■ Activity ■
Pick out each line of the records that includes the string "from", and copy it.

-------- Data in this exercise

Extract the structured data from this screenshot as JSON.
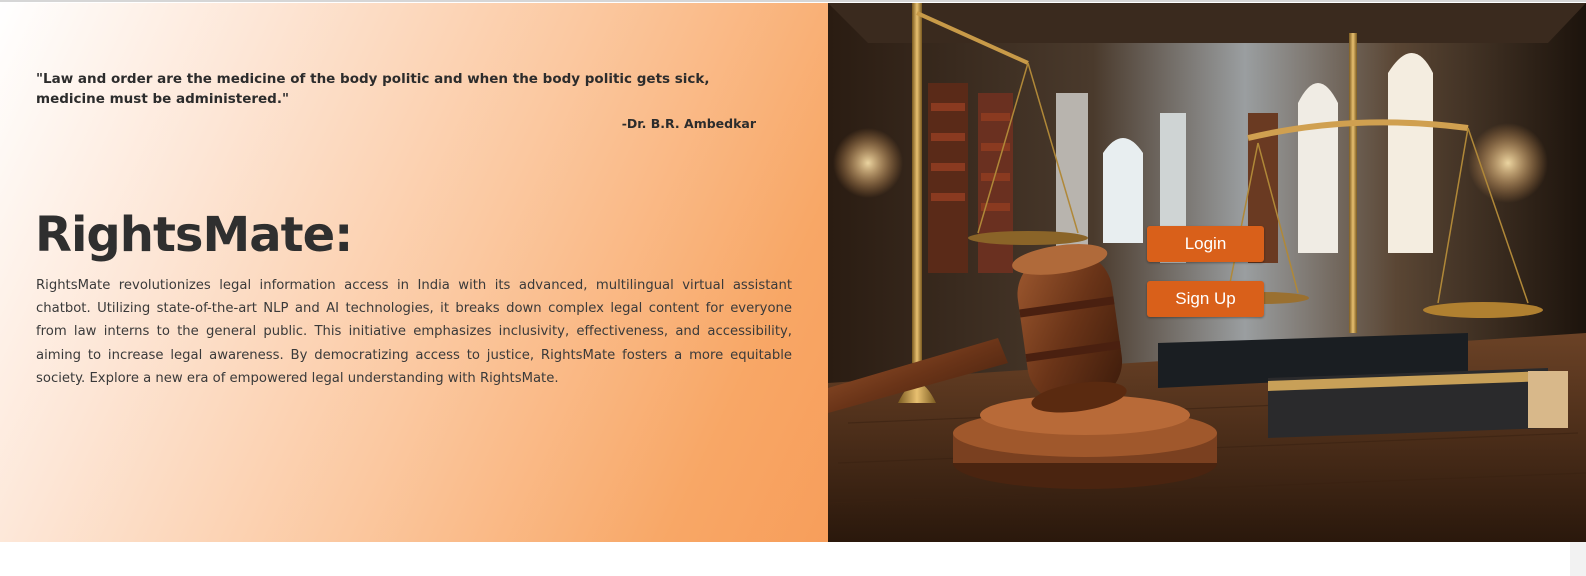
{
  "hero": {
    "quote": "\"Law and order are the medicine of the body politic and when the body politic gets sick, medicine must be administered.\"",
    "quote_author": "-Dr. B.R. Ambedkar",
    "title": "RightsMate:",
    "description": "RightsMate revolutionizes legal information access in India with its advanced, multilingual virtual assistant chatbot. Utilizing state-of-the-art NLP and AI technologies, it breaks down complex legal content for everyone from law interns to the general public. This initiative emphasizes inclusivity, effectiveness, and accessibility, aiming to increase legal awareness. By democratizing access to justice, RightsMate fosters a more equitable society. Explore a new era of empowered legal understanding with RightsMate."
  },
  "auth": {
    "login_label": "Login",
    "signup_label": "Sign Up"
  },
  "image": {
    "subject": "courtroom-gavel-and-scales-image"
  },
  "colors": {
    "accent": "#d9601a",
    "gradient_end": "#f79e5b"
  }
}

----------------

■ Problem solution ■
Extract the structured data from this screenshot as JSON.
    "description": "RightsMate revolutionizes legal information access in India with its advanced, multilingual virtual assistant chatbot. Utilizing state-of-the-art NLP and AI technologies, it breaks down complex legal content for everyone from law interns to the general public. This initiative emphasizes inclusivity, effectiveness, and accessibility, aiming to increase legal awareness. By democratizing access to justice, RightsMate fosters a more equitable society. Explore a new era of empowered legal understanding with RightsMate."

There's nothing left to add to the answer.